According to two people with direct knowledge of the situation, Nissan’s planned action relates to an 2008 agreement with the government of southern Tamil Nadu state, which led to its opening of a large car plant near Chennai two years later.
Nissan believes the agreement entitled it to incentive payouts from the state government, but after two years of failed entreaties to both state and national administrations — including a personal appeal to Prime Minister Narendra Modi — the company is pursuing an award of $770m at international arbitration. Its decision was first reported by Reuters.
The group is now pursuing an international arbitration process.
The dispute is a further sign of the difficulties many foreign companies encounter in India.
Since coming into power in 2014, Mr Modi has opened Indian markets to foreign investment as part of a wider to make it easier to do business in the country.
This push helped India jump 30 places in this year’s Doing Business rankings published by the World Bank.

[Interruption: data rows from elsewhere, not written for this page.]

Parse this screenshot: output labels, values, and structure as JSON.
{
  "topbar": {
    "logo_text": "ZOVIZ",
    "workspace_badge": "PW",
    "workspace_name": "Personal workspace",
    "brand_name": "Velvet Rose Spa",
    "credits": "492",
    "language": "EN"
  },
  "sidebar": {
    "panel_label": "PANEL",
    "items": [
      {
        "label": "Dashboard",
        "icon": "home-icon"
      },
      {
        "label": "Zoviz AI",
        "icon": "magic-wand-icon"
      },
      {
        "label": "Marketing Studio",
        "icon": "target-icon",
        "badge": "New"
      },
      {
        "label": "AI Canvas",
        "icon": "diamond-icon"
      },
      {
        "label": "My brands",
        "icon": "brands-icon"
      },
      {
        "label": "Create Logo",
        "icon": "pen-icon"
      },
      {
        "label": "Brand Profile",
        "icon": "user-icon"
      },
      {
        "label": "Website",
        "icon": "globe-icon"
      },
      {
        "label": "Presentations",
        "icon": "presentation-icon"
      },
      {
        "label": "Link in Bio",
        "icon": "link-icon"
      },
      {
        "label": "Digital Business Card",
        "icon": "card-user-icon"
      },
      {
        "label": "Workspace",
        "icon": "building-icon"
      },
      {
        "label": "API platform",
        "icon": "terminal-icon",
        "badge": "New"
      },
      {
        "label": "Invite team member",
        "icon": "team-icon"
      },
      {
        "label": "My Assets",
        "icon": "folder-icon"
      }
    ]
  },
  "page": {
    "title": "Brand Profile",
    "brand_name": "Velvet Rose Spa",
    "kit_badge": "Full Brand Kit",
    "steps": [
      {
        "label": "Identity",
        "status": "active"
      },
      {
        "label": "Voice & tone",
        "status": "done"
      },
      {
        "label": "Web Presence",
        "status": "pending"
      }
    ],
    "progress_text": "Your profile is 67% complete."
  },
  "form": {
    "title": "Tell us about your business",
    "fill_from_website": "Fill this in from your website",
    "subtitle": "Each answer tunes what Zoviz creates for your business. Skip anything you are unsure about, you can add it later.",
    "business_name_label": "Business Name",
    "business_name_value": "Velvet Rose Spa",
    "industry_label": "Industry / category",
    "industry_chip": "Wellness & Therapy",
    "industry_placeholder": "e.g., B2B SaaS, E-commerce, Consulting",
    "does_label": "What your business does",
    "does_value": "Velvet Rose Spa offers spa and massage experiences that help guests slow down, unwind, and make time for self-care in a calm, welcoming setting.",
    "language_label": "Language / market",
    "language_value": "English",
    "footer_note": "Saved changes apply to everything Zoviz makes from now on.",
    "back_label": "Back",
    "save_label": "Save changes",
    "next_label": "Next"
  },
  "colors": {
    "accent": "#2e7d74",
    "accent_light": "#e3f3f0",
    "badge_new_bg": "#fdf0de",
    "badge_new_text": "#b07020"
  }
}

The survey ranks countries according to the ease of doing business.
But these efforts have been marred by legal disputes with several international companies, especially over retrospective taxes.
Both Cairn Energy, the British oil and gas explorer, and Vodafone, the telecoms company, are involved in international arbitration cases against the Indian government, arguing that they should not have to pay taxes levied by the previous administration in New Delhi.
Last year in London, NTT DoCoMo, another Japanese group, won a $1.2bn arbitration suit against Indian company Tata Sons in relation to a failed telecom investment.
Nissan was part of a wave of foreign carmakers that opened plants in India over the past 20 years, betting on rapid growth in the country’s automotive market. Car sales in India reached about $35bn in the 2016 financial year, according to CLSA, making it the world’s fifth-biggest market.
Since the opening of its factory near Chennai in 2010, Nissan has captured only about 2 per cent of the Indian car market, but the factory has become an increasingly significant source of production for other countries. In February Nissan said it had exported 700,000 cars from the plant.
Nissan said: “We are committed to working with the government of India toward a resolution. Nissan is proud to play a role in the Make in India effort and we have created over 40,000 jobs in India, directly and indirectly, and contributed to the economic growth of Tamil Nadu where we have invested around a billion dollars.”